My Thoughts: I think it is interesting because it not only comes across the originality of ideas, but also the canonization and commercialization of these stories as products. To tell stories not only encourages the spread of those stories, but also the ways in which those that hear it want to capitalize and market that story in one or many forms. The way the story was turned from a photograph that had been photo shopped into all sorts of other media suggests that not only is the story can be spread in any or all formats, but that it can also be warped and changed to suit those need and strengths of those mediums. That the story itself has no need for origin as long as it retains the sense of originality and outside of that scope, can be warped to become whatever it needs to be to those that wish to indulge in that media. I think it’s interesting to ponder whether the original form of a story is necessary or perhaps that it might be just a stepping stone for the true potential of a story to deliver an experience to its viewers. It’s a sort of idea that suggests that mutation is inherently a part of the story and that variation should be encouraged rather than discouraged, unlike some other stories that we suggest should have a “proper”, “authentic” or “original form.

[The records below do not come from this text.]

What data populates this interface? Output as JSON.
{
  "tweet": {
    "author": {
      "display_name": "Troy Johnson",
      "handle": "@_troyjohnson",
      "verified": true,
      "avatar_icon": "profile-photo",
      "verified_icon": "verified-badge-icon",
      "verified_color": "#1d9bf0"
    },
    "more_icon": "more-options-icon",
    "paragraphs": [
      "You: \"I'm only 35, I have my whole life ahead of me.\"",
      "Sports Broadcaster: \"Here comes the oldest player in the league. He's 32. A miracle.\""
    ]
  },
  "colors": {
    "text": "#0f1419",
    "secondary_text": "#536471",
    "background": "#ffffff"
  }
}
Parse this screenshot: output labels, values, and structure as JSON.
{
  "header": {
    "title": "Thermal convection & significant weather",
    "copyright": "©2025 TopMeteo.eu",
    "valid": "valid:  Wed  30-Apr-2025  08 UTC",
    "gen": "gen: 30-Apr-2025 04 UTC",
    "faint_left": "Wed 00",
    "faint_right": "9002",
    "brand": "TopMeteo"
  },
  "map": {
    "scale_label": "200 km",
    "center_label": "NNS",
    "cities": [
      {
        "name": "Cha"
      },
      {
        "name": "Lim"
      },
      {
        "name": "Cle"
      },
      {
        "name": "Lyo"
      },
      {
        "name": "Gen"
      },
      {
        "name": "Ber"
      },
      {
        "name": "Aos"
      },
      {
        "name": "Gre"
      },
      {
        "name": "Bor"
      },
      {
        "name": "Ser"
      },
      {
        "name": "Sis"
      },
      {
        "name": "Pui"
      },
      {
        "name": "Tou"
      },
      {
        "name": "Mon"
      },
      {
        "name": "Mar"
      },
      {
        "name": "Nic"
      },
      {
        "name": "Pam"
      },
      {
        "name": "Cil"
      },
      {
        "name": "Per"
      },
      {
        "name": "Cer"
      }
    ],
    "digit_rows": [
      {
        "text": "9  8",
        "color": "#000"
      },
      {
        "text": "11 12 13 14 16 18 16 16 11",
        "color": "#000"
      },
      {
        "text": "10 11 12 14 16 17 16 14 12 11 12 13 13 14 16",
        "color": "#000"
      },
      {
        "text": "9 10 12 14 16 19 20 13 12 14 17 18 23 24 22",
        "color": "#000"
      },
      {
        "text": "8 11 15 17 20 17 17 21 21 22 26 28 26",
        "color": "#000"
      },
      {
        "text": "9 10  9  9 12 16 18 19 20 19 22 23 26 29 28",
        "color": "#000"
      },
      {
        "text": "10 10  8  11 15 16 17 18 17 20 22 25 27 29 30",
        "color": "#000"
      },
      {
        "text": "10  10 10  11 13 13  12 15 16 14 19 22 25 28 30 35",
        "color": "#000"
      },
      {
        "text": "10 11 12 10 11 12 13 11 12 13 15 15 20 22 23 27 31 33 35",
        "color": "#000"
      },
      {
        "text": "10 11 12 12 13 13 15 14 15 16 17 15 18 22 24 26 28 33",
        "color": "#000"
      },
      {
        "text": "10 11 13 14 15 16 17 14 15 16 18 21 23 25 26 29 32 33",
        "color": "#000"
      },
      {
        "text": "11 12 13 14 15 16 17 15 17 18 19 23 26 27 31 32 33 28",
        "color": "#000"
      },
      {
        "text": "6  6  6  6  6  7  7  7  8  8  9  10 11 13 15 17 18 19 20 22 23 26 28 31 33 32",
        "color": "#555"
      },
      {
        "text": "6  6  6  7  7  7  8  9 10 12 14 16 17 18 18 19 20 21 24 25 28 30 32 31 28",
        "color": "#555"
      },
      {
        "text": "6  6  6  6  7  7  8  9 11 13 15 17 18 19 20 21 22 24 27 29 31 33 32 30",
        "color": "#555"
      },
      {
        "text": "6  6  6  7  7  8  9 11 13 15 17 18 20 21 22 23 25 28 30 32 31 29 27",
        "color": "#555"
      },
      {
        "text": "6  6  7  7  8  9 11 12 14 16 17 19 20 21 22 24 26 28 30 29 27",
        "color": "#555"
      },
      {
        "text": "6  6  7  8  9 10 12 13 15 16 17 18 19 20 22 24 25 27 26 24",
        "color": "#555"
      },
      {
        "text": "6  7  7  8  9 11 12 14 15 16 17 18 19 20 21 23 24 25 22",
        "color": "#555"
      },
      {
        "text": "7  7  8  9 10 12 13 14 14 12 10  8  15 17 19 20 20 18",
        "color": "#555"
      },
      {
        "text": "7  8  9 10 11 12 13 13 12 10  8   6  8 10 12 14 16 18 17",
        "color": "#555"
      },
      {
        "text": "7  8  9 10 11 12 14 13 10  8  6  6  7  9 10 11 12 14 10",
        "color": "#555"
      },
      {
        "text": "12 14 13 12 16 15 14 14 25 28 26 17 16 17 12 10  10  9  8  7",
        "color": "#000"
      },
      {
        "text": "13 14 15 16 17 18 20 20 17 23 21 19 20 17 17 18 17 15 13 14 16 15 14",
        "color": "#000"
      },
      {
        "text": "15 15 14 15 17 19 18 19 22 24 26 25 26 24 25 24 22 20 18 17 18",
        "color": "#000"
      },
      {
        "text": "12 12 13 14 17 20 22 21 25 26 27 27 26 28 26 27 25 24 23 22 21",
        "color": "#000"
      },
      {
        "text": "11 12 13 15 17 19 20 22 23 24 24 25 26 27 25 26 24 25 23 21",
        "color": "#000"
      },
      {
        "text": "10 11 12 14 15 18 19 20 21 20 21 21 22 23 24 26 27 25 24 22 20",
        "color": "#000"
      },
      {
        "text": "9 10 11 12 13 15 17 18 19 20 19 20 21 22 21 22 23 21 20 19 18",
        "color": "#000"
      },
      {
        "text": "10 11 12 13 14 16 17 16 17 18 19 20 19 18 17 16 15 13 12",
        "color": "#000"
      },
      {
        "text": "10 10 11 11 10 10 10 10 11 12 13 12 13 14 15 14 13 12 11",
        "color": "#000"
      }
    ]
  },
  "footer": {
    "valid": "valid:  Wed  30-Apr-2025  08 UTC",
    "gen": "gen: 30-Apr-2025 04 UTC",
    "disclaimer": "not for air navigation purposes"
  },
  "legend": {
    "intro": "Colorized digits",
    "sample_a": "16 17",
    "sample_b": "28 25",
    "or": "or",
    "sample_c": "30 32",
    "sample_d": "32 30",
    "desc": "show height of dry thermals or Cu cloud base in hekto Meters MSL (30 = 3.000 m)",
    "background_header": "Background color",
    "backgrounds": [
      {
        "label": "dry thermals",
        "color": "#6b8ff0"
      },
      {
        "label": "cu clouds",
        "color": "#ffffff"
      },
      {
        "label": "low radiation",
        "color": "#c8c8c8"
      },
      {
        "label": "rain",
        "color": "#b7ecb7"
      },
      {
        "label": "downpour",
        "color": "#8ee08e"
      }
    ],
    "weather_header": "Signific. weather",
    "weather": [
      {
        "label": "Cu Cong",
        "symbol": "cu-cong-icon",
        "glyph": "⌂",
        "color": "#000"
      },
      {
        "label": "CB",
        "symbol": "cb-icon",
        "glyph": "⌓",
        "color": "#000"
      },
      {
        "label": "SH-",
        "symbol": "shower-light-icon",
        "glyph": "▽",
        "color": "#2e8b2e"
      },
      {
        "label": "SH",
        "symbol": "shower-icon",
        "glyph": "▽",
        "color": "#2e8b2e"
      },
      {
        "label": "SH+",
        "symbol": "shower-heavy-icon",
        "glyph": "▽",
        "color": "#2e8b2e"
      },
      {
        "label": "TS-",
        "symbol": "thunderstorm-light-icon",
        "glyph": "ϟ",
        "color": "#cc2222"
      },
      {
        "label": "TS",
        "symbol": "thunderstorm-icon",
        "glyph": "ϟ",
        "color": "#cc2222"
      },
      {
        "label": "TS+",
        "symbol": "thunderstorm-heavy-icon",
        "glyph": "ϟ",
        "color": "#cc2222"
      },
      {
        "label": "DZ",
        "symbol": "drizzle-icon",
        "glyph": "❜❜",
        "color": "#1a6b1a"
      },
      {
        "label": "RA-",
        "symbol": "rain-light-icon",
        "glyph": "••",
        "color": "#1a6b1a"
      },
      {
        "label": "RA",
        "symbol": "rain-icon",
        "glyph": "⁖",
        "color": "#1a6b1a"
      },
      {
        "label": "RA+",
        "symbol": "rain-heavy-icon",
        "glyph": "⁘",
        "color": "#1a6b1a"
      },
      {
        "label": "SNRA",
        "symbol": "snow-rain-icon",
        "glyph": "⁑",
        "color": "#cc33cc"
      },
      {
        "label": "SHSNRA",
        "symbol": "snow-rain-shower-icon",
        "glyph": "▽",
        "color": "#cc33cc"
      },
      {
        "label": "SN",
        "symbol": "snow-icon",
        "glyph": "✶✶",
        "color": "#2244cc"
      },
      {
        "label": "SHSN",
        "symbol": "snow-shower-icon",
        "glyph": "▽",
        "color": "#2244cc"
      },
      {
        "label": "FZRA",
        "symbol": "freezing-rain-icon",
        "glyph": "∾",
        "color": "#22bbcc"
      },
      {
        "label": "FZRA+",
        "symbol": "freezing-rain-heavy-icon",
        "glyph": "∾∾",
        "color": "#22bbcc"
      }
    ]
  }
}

Bongcheong-Dong Ghost

Background: My informant was a young Filipino girl who was born and raised in Sioux Falls, South Dakota. She currently is a student at the University of Minnesota studying Double B.A. Global Studies and Cultural Studies.

Performance Context: According to my informant, the story was told to her by her two friends who are of Chinese and Vietnamese descent. However, she claims that it is a fairly common and famous online example of Korean comics on the internet, especially in horror circles.

Main Piece: The story is based on the 2002 suicide of a woman in South Korea. It is a comic that tells a ghost story supposedly based on true stories about the ghost of this woman who haunts an apartment complex in Bongcheong-Dong. According to the informant and the comic, the woman supposedly killed herself because she was being separated from her daughter due to divorce. In the story, a young girl is on her way home as she heads to the apartment complex. Along the way she encounters a strange otherworldly woman whose joints seem “twisted every way”. The woman demands that the girl tell her where her “baby” is, upon which the girl, too scared to know what else to do, points a random direction to send the woman. The woman then goes off in the direction that the girl points. The girl tries to run away at this point, but soonafter hears a scream from the direction of the woman, having discovered that nothing was in that direction. The woman quickly rushes the girl, and the girl awakens to find out that her neighbors found her passed out.

The comic is interwoven with two jump scares and sound in order to complete the experience.

To the informant, she wonders whether this story is really based on true stories. It seems to be derivative, but according to her, the story was made for a contest. This puts into question the authenticity of the stories origin and whether or not it had actually come from oral traditions. The suicide is supposedly real, and the rumors of the spirit seem to be true, but if they were not, it would not be hard for my informant to believe.

My informant is mainly interested in the story because of how it is meant to be spread to others as a sort of game. It is a viral comic that you want to show your friends because then you can watch as they are horrified as well. It is a sort of bonding that is made by spreading the story. In some ways, the story works in the same regard as many oral campfire traditions in uniting and making connection with others through the oral act of storytelling.

My Thoughts: I think it is interesting because of the reasons that the informant explicitly stated. Storytelling is generally regarded as a form of communication and there is no reason that the discourse of that story cannot also be a way to communicate with others. The horror of the comic serves as a sort of initiation to a inner circle of those that have experienced it versus those that have not and whom can be spread to. There is a special bond formed through the esoteric knowledge of the experience.